The Social Impact of Gambling

Gambling is an activity where individuals wager something of value on the outcome of a specific event. It may involve betting on a team to win a sports event, buying scratchcards, or playing games such as poker, horse racing, and bingo. This activity is generally legal, but can cause problems when used irresponsibly. The activity can also have a negative impact on people’s mental health, relationships and work performance.

There are many reasons why people gamble, including social and entertainment purposes, as well as for financial benefits. The thrill and suspense that come with gambling can make it an addictive activity. Some people gamble for fun, to get a rush or high from it, or because they enjoy thinking about what they would do with the money they could win.

While some people find gambling to be a fun and enjoyable activity, others have serious concerns. These include the risk of addiction, the effects on family members and friends, and the potential for problems such as bankruptcy or homelessness. Problem gamblers can also develop depression, anxiety and other disorders, which can affect their relationships, work performance and health.

It is estimated that more than one billion people gamble globally each year. It is a common pastime for many people, and it can be beneficial to the economy of a region. Local charities can benefit from gambling, and it can help boost tourism. However, some people are unable to control their urges and end up losing large sums of money. This can have a significant effect on their lives, especially if they are suffering from an existing mental health condition such as bipolar disorder or OCD.

Another issue is that the activity can cause harm to family members and friends, and even to the community as a whole. It can have a negative effect on people’s mental and physical health, as well as their relationships, work performance and social life.

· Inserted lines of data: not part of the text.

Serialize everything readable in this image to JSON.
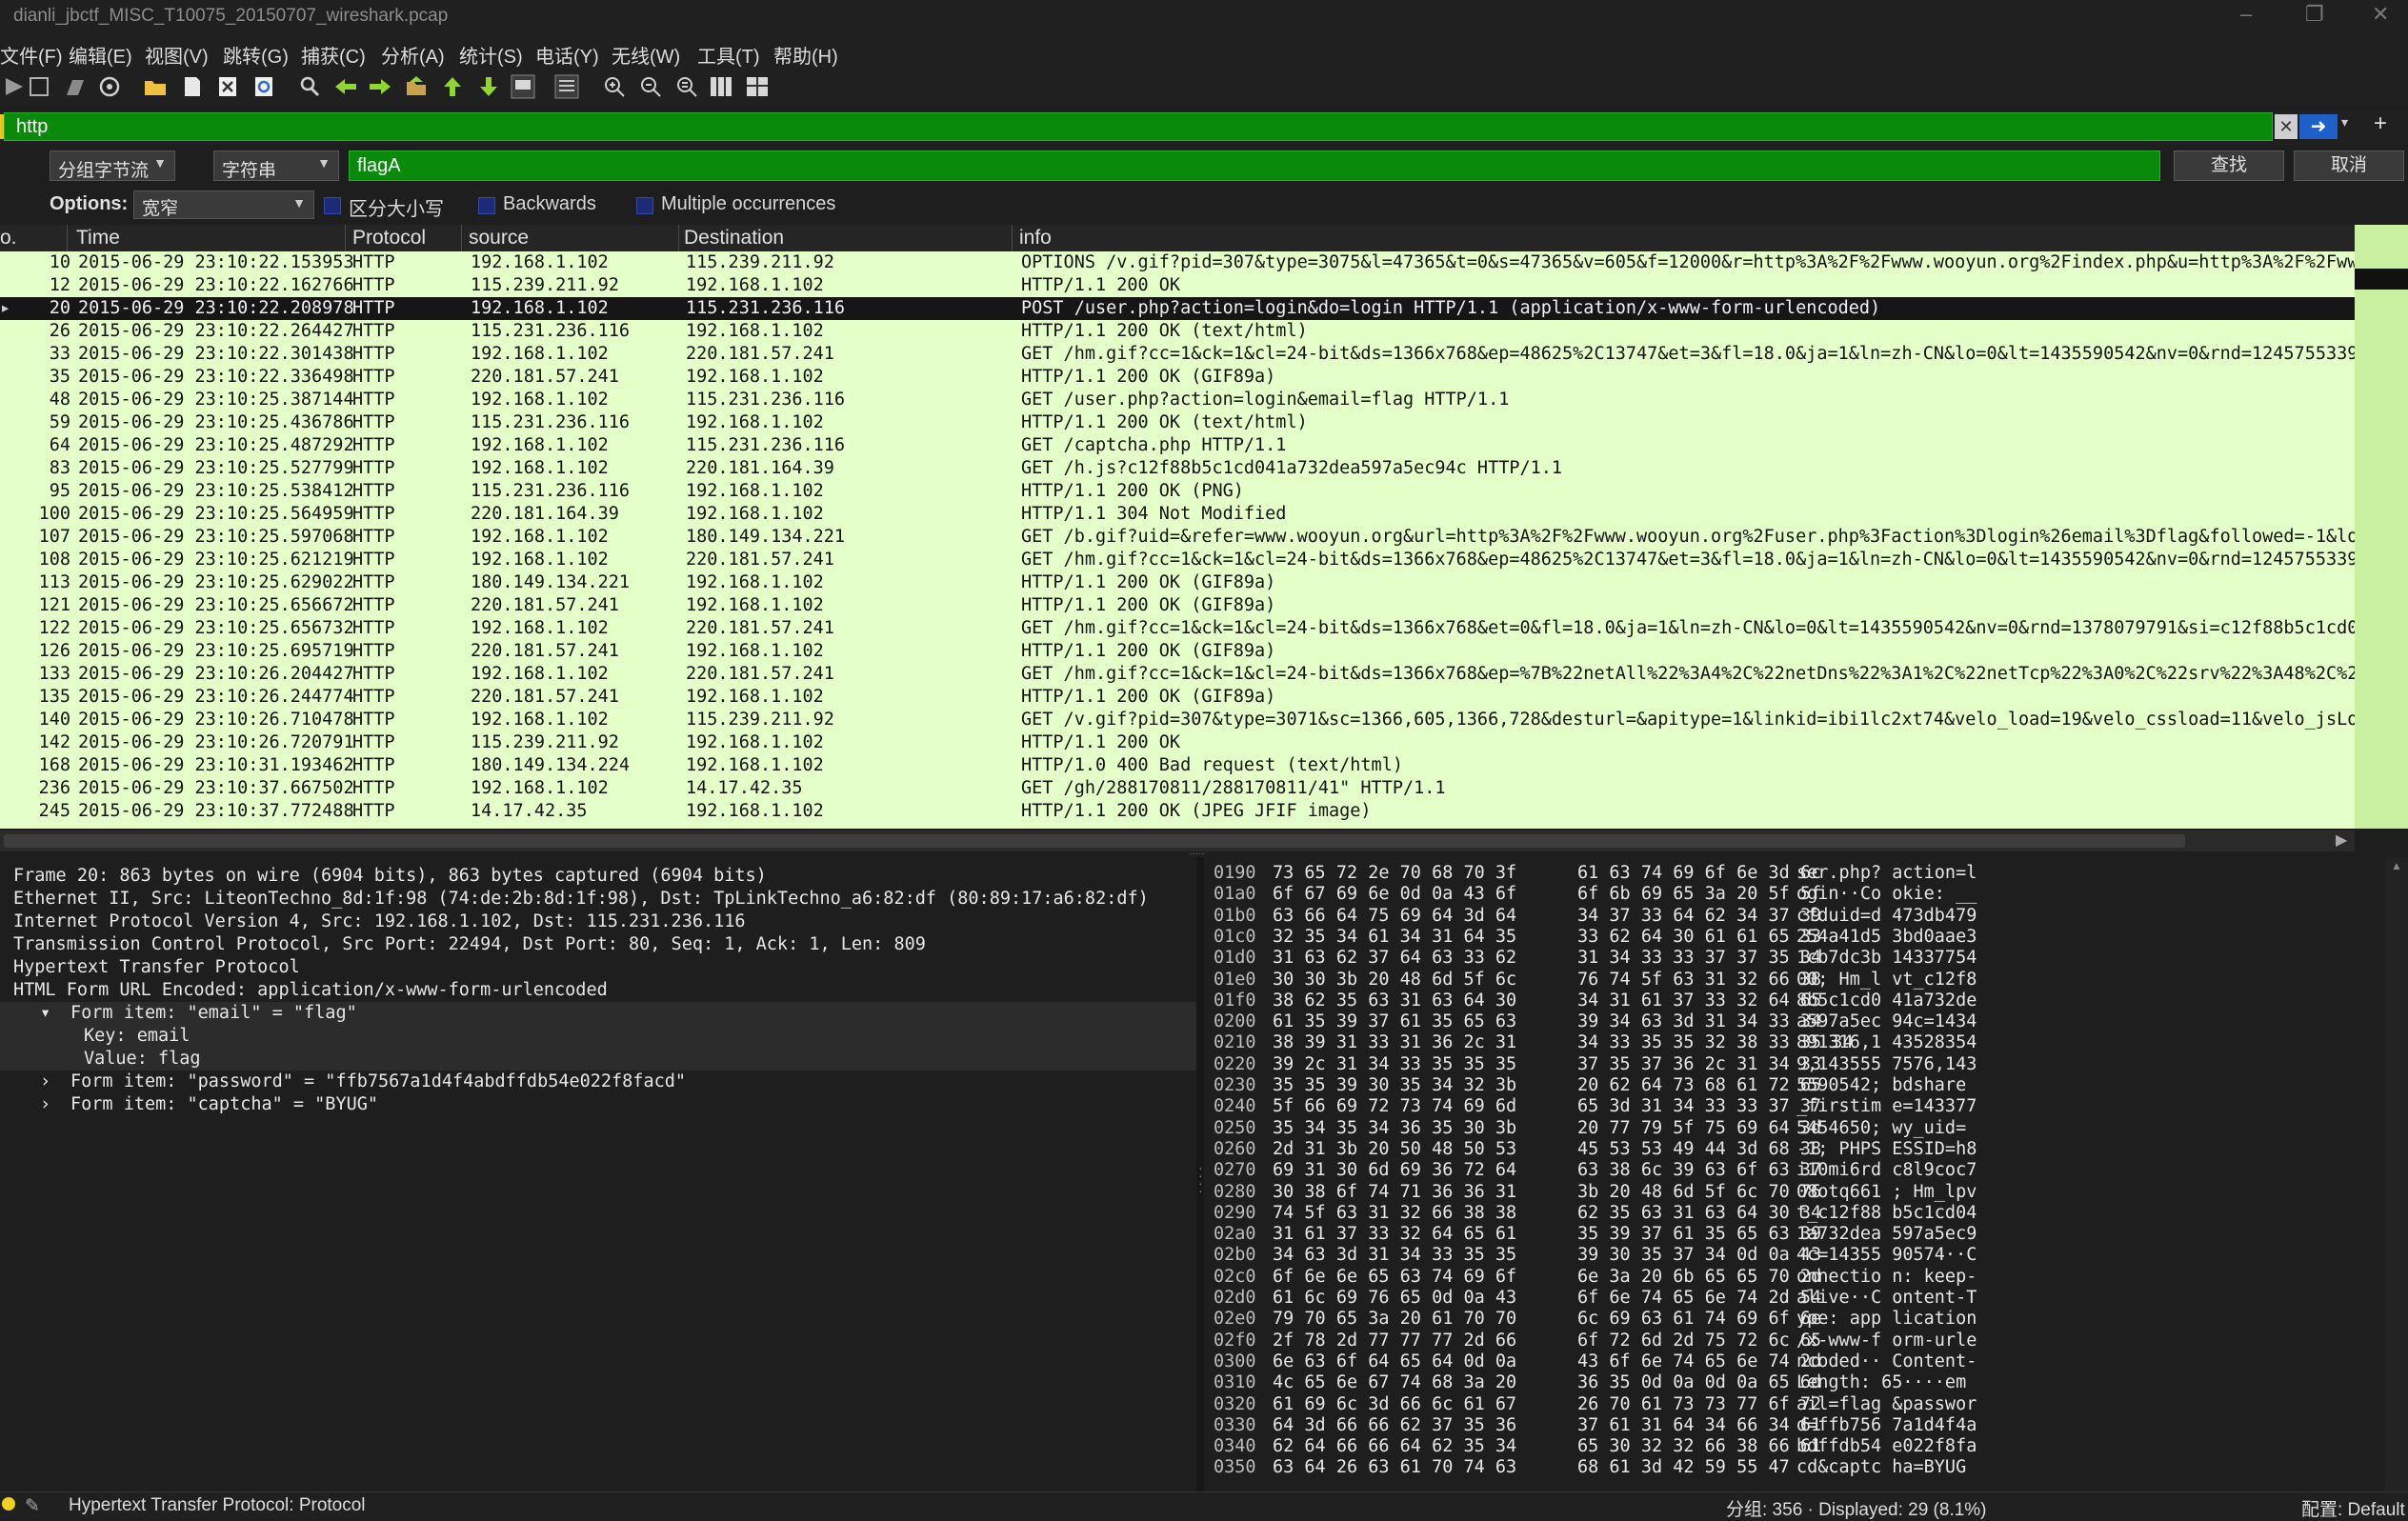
{
  "window": {
    "title": "dianli_jbctf_MISC_T10075_20150707_wireshark.pcap"
  },
  "menu": [
    "文件(F)",
    "编辑(E)",
    "视图(V)",
    "跳转(G)",
    "捕获(C)",
    "分析(A)",
    "统计(S)",
    "电话(Y)",
    "无线(W)",
    "工具(T)",
    "帮助(H)"
  ],
  "toolbar": {
    "icons": [
      "start-capture-icon",
      "stop-capture-icon",
      "restart-capture-icon",
      "capture-options-icon",
      "open-file-icon",
      "save-file-icon",
      "close-file-icon",
      "reload-file-icon",
      "find-packet-icon",
      "go-back-icon",
      "go-forward-icon",
      "go-to-packet-icon",
      "first-packet-icon",
      "last-packet-icon",
      "auto-scroll-icon",
      "colorize-icon",
      "zoom-in-icon",
      "zoom-out-icon",
      "normal-size-icon",
      "resize-columns-icon",
      "layout-icon"
    ]
  },
  "filter": {
    "value": "http"
  },
  "find": {
    "search_in": "分组字节流",
    "search_type": "字符串",
    "value": "flagA",
    "find_label": "查找",
    "cancel_label": "取消"
  },
  "options": {
    "label": "Options:",
    "width_value": "宽窄",
    "case_label": "区分大小写",
    "backwards_label": "Backwards",
    "multiple_label": "Multiple occurrences"
  },
  "columns": {
    "no": "o.",
    "time": "Time",
    "protocol": "Protocol",
    "source": "source",
    "destination": "Destination",
    "info": "info"
  },
  "packets": [
    {
      "no": "10",
      "time": "2015-06-29 23:10:22.153953",
      "proto": "HTTP",
      "src": "192.168.1.102",
      "dst": "115.239.211.92",
      "info": "OPTIONS /v.gif?pid=307&type=3075&l=47365&t=0&s=47365&v=605&f=12000&r=http%3A%2F%2Fwww.wooyun.org%2Findex.php&u=http%3A%2F%2Fwww.woo"
    },
    {
      "no": "12",
      "time": "2015-06-29 23:10:22.162766",
      "proto": "HTTP",
      "src": "115.239.211.92",
      "dst": "192.168.1.102",
      "info": "HTTP/1.1 200 OK"
    },
    {
      "no": "20",
      "time": "2015-06-29 23:10:22.208978",
      "proto": "HTTP",
      "src": "192.168.1.102",
      "dst": "115.231.236.116",
      "info": "POST /user.php?action=login&do=login HTTP/1.1  (application/x-www-form-urlencoded)",
      "selected": true
    },
    {
      "no": "26",
      "time": "2015-06-29 23:10:22.264427",
      "proto": "HTTP",
      "src": "115.231.236.116",
      "dst": "192.168.1.102",
      "info": "HTTP/1.1 200 OK  (text/html)"
    },
    {
      "no": "33",
      "time": "2015-06-29 23:10:22.301438",
      "proto": "HTTP",
      "src": "192.168.1.102",
      "dst": "220.181.57.241",
      "info": "GET /hm.gif?cc=1&ck=1&cl=24-bit&ds=1366x768&ep=48625%2C13747&et=3&fl=18.0&ja=1&ln=zh-CN&lo=0&lt=1435590542&nv=0&rnd=1245755339&si=c"
    },
    {
      "no": "35",
      "time": "2015-06-29 23:10:22.336498",
      "proto": "HTTP",
      "src": "220.181.57.241",
      "dst": "192.168.1.102",
      "info": "HTTP/1.1 200 OK  (GIF89a)"
    },
    {
      "no": "48",
      "time": "2015-06-29 23:10:25.387144",
      "proto": "HTTP",
      "src": "192.168.1.102",
      "dst": "115.231.236.116",
      "info": "GET /user.php?action=login&email=flag HTTP/1.1"
    },
    {
      "no": "59",
      "time": "2015-06-29 23:10:25.436786",
      "proto": "HTTP",
      "src": "115.231.236.116",
      "dst": "192.168.1.102",
      "info": "HTTP/1.1 200 OK  (text/html)"
    },
    {
      "no": "64",
      "time": "2015-06-29 23:10:25.487292",
      "proto": "HTTP",
      "src": "192.168.1.102",
      "dst": "115.231.236.116",
      "info": "GET /captcha.php HTTP/1.1"
    },
    {
      "no": "83",
      "time": "2015-06-29 23:10:25.527799",
      "proto": "HTTP",
      "src": "192.168.1.102",
      "dst": "220.181.164.39",
      "info": "GET /h.js?c12f88b5c1cd041a732dea597a5ec94c HTTP/1.1"
    },
    {
      "no": "95",
      "time": "2015-06-29 23:10:25.538412",
      "proto": "HTTP",
      "src": "115.231.236.116",
      "dst": "192.168.1.102",
      "info": "HTTP/1.1 200 OK  (PNG)"
    },
    {
      "no": "100",
      "time": "2015-06-29 23:10:25.564959",
      "proto": "HTTP",
      "src": "220.181.164.39",
      "dst": "192.168.1.102",
      "info": "HTTP/1.1 304 Not Modified"
    },
    {
      "no": "107",
      "time": "2015-06-29 23:10:25.597068",
      "proto": "HTTP",
      "src": "192.168.1.102",
      "dst": "180.149.134.221",
      "info": "GET /b.gif?uid=&refer=www.wooyun.org&url=http%3A%2F%2Fwww.wooyun.org%2Fuser.php%3Faction%3Dlogin%26email%3Dflag&followed=-1&login=0"
    },
    {
      "no": "108",
      "time": "2015-06-29 23:10:25.621219",
      "proto": "HTTP",
      "src": "192.168.1.102",
      "dst": "220.181.57.241",
      "info": "GET /hm.gif?cc=1&ck=1&cl=24-bit&ds=1366x768&ep=48625%2C13747&et=3&fl=18.0&ja=1&ln=zh-CN&lo=0&lt=1435590542&nv=0&rnd=1245755339&si=c"
    },
    {
      "no": "113",
      "time": "2015-06-29 23:10:25.629022",
      "proto": "HTTP",
      "src": "180.149.134.221",
      "dst": "192.168.1.102",
      "info": "HTTP/1.1 200 OK  (GIF89a)"
    },
    {
      "no": "121",
      "time": "2015-06-29 23:10:25.656672",
      "proto": "HTTP",
      "src": "220.181.57.241",
      "dst": "192.168.1.102",
      "info": "HTTP/1.1 200 OK  (GIF89a)"
    },
    {
      "no": "122",
      "time": "2015-06-29 23:10:25.656732",
      "proto": "HTTP",
      "src": "192.168.1.102",
      "dst": "220.181.57.241",
      "info": "GET /hm.gif?cc=1&ck=1&cl=24-bit&ds=1366x768&et=0&fl=18.0&ja=1&ln=zh-CN&lo=0&lt=1435590542&nv=0&rnd=1378079791&si=c12f88b5c1cd041a73"
    },
    {
      "no": "126",
      "time": "2015-06-29 23:10:25.695719",
      "proto": "HTTP",
      "src": "220.181.57.241",
      "dst": "192.168.1.102",
      "info": "HTTP/1.1 200 OK  (GIF89a)"
    },
    {
      "no": "133",
      "time": "2015-06-29 23:10:26.204427",
      "proto": "HTTP",
      "src": "192.168.1.102",
      "dst": "220.181.57.241",
      "info": "GET /hm.gif?cc=1&ck=1&cl=24-bit&ds=1366x768&ep=%7B%22netAll%22%3A4%2C%22netDns%22%3A1%2C%22netTcp%22%3A0%2C%22srv%22%3A48%2C%22dom%"
    },
    {
      "no": "135",
      "time": "2015-06-29 23:10:26.244774",
      "proto": "HTTP",
      "src": "220.181.57.241",
      "dst": "192.168.1.102",
      "info": "HTTP/1.1 200 OK  (GIF89a)"
    },
    {
      "no": "140",
      "time": "2015-06-29 23:10:26.710478",
      "proto": "HTTP",
      "src": "192.168.1.102",
      "dst": "115.239.211.92",
      "info": "GET /v.gif?pid=307&type=3071&sc=1366,605,1366,728&desturl=&apitype=1&linkid=ibi1lc2xt74&velo_load=19&velo_cssload=11&velo_jsLoad=13"
    },
    {
      "no": "142",
      "time": "2015-06-29 23:10:26.720791",
      "proto": "HTTP",
      "src": "115.239.211.92",
      "dst": "192.168.1.102",
      "info": "HTTP/1.1 200 OK"
    },
    {
      "no": "168",
      "time": "2015-06-29 23:10:31.193462",
      "proto": "HTTP",
      "src": "180.149.134.224",
      "dst": "192.168.1.102",
      "info": "HTTP/1.0 400 Bad request  (text/html)"
    },
    {
      "no": "236",
      "time": "2015-06-29 23:10:37.667502",
      "proto": "HTTP",
      "src": "192.168.1.102",
      "dst": "14.17.42.35",
      "info": "GET /gh/288170811/288170811/41\" HTTP/1.1"
    },
    {
      "no": "245",
      "time": "2015-06-29 23:10:37.772488",
      "proto": "HTTP",
      "src": "14.17.42.35",
      "dst": "192.168.1.102",
      "info": "HTTP/1.1 200 OK  (JPEG JFIF image)"
    }
  ],
  "details": [
    {
      "text": "Frame 20: 863 bytes on wire (6904 bits), 863 bytes captured (6904 bits)",
      "indent": 0,
      "toggle": ""
    },
    {
      "text": "Ethernet II, Src: LiteonTechno_8d:1f:98 (74:de:2b:8d:1f:98), Dst: TpLinkTechno_a6:82:df (80:89:17:a6:82:df)",
      "indent": 0,
      "toggle": ""
    },
    {
      "text": "Internet Protocol Version 4, Src: 192.168.1.102, Dst: 115.231.236.116",
      "indent": 0,
      "toggle": ""
    },
    {
      "text": "Transmission Control Protocol, Src Port: 22494, Dst Port: 80, Seq: 1, Ack: 1, Len: 809",
      "indent": 0,
      "toggle": ""
    },
    {
      "text": "Hypertext Transfer Protocol",
      "indent": 0,
      "toggle": ""
    },
    {
      "text": "HTML Form URL Encoded: application/x-www-form-urlencoded",
      "indent": 0,
      "toggle": ""
    },
    {
      "text": "Form item: \"email\" = \"flag\"",
      "indent": 1,
      "toggle": "▾",
      "hl": true
    },
    {
      "text": "Key: email",
      "indent": 2,
      "toggle": "",
      "hl": true
    },
    {
      "text": "Value: flag",
      "indent": 2,
      "toggle": "",
      "hl": true
    },
    {
      "text": "Form item: \"password\" = \"ffb7567a1d4f4abdffdb54e022f8facd\"",
      "indent": 1,
      "toggle": "›"
    },
    {
      "text": "Form item: \"captcha\" = \"BYUG\"",
      "indent": 1,
      "toggle": "›"
    }
  ],
  "hex": [
    {
      "off": "0190",
      "b1": "73 65 72 2e 70 68 70 3f",
      "b2": "61 63 74 69 6f 6e 3d 6c",
      "a": "ser.php? action=l"
    },
    {
      "off": "01a0",
      "b1": "6f 67 69 6e 0d 0a 43 6f",
      "b2": "6f 6b 69 65 3a 20 5f 5f",
      "a": "ogin··Co okie: __"
    },
    {
      "off": "01b0",
      "b1": "63 66 64 75 69 64 3d 64",
      "b2": "34 37 33 64 62 34 37 39",
      "a": "cfduid=d 473db479"
    },
    {
      "off": "01c0",
      "b1": "32 35 34 61 34 31 64 35",
      "b2": "33 62 64 30 61 61 65 33",
      "a": "254a41d5 3bd0aae3"
    },
    {
      "off": "01d0",
      "b1": "31 63 62 37 64 63 33 62",
      "b2": "31 34 33 33 37 37 35 34",
      "a": "1cb7dc3b 14337754"
    },
    {
      "off": "01e0",
      "b1": "30 30 3b 20 48 6d 5f 6c",
      "b2": "76 74 5f 63 31 32 66 38",
      "a": "00; Hm_l vt_c12f8"
    },
    {
      "off": "01f0",
      "b1": "38 62 35 63 31 63 64 30",
      "b2": "34 31 61 37 33 32 64 65",
      "a": "8b5c1cd0 41a732de"
    },
    {
      "off": "0200",
      "b1": "61 35 39 37 61 35 65 63",
      "b2": "39 34 63 3d 31 34 33 34",
      "a": "a597a5ec 94c=1434"
    },
    {
      "off": "0210",
      "b1": "38 39 31 33 31 36 2c 31",
      "b2": "34 33 35 35 32 38 33 35 34",
      "a": "891316,1 43528354"
    },
    {
      "off": "0220",
      "b1": "39 2c 31 34 33 35 35 35",
      "b2": "37 35 37 36 2c 31 34 33",
      "a": "9,143555 7576,143"
    },
    {
      "off": "0230",
      "b1": "35 35 39 30 35 34 32 3b",
      "b2": "20 62 64 73 68 61 72 65",
      "a": "5590542;  bdshare"
    },
    {
      "off": "0240",
      "b1": "5f 66 69 72 73 74 69 6d",
      "b2": "65 3d 31 34 33 33 37 37",
      "a": "_firstim e=143377"
    },
    {
      "off": "0250",
      "b1": "35 34 35 34 36 35 30 3b",
      "b2": "20 77 79 5f 75 69 64 3d",
      "a": "5454650;  wy_uid="
    },
    {
      "off": "0260",
      "b1": "2d 31 3b 20 50 48 50 53",
      "b2": "45 53 53 49 44 3d 68 38",
      "a": "-1; PHPS ESSID=h8"
    },
    {
      "off": "0270",
      "b1": "69 31 30 6d 69 36 72 64",
      "b2": "63 38 6c 39 63 6f 63 37",
      "a": "i10mi6rd c8l9coc7"
    },
    {
      "off": "0280",
      "b1": "30 38 6f 74 71 36 36 31",
      "b2": "3b 20 48 6d 5f 6c 70 76",
      "a": "08otq661 ; Hm_lpv"
    },
    {
      "off": "0290",
      "b1": "74 5f 63 31 32 66 38 38",
      "b2": "62 35 63 31 63 64 30 34",
      "a": "t_c12f88 b5c1cd04"
    },
    {
      "off": "02a0",
      "b1": "31 61 37 33 32 64 65 61",
      "b2": "35 39 37 61 35 65 63 39",
      "a": "1a732dea 597a5ec9"
    },
    {
      "off": "02b0",
      "b1": "34 63 3d 31 34 33 35 35",
      "b2": "39 30 35 37 34 0d 0a 43",
      "a": "4c=14355 90574··C"
    },
    {
      "off": "02c0",
      "b1": "6f 6e 6e 65 63 74 69 6f",
      "b2": "6e 3a 20 6b 65 65 70 2d",
      "a": "onnectio n: keep-"
    },
    {
      "off": "02d0",
      "b1": "61 6c 69 76 65 0d 0a 43",
      "b2": "6f 6e 74 65 6e 74 2d 54",
      "a": "alive··C ontent-T"
    },
    {
      "off": "02e0",
      "b1": "79 70 65 3a 20 61 70 70",
      "b2": "6c 69 63 61 74 69 6f 6e",
      "a": "ype: app lication"
    },
    {
      "off": "02f0",
      "b1": "2f 78 2d 77 77 77 2d 66",
      "b2": "6f 72 6d 2d 75 72 6c 65",
      "a": "/x-www-f orm-urle"
    },
    {
      "off": "0300",
      "b1": "6e 63 6f 64 65 64 0d 0a",
      "b2": "43 6f 6e 74 65 6e 74 2d",
      "a": "ncoded·· Content-"
    },
    {
      "off": "0310",
      "b1": "4c 65 6e 67 74 68 3a 20",
      "b2": "36 35 0d 0a 0d 0a 65 6d",
      "a": "Length:  65····em"
    },
    {
      "off": "0320",
      "b1": "61 69 6c 3d 66 6c 61 67",
      "b2": "26 70 61 73 73 77 6f 72",
      "a": "ail=flag &passwor"
    },
    {
      "off": "0330",
      "b1": "64 3d 66 66 62 37 35 36",
      "b2": "37 61 31 64 34 66 34 61",
      "a": "d=ffb756 7a1d4f4a"
    },
    {
      "off": "0340",
      "b1": "62 64 66 66 64 62 35 34",
      "b2": "65 30 32 32 66 38 66 61",
      "a": "bdffdb54 e022f8fa"
    },
    {
      "off": "0350",
      "b1": "63 64 26 63 61 70 74 63",
      "b2": "68 61 3d 42 59 55 47",
      "a": "cd&captc ha=BYUG"
    }
  ],
  "status": {
    "field": "Hypertext Transfer Protocol: Protocol",
    "counts": "分组: 356 · Displayed: 29 (8.1%)",
    "profile": "配置: Default"
  },
  "colors": {
    "row_http": "#e4ffc7",
    "filter_valid": "#0a8a0a",
    "selected": "#161616"
  }
}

It can lead to debt, financial strain and addiction, and can have a detrimental impact on children’s development. It can also increase stress levels and create unhealthy habits, such as smoking and drinking.

The benefits and costs of gambling are complex and difficult to measure. There are several different approaches to studying the impact, but one of the main challenges is how to define “social impacts”. For example, some researchers use a cost-benefit approach (CBA) that measures changes in monetary wealth, while others focus on the intangible harms – such as those caused by addiction and depression – which are not easily measured. In addition, studies of social impacts often overlook personal and interpersonal aspects that are not directly measurable or quantifiable. This can lead to bias in research results. It is therefore important to take a holistic approach when studying the impact of gambling. It is crucial to understand how the social, economic and psychological impacts are interconnected, and how they can be measured. This will help to reduce the risks and maximize the benefits of the activity.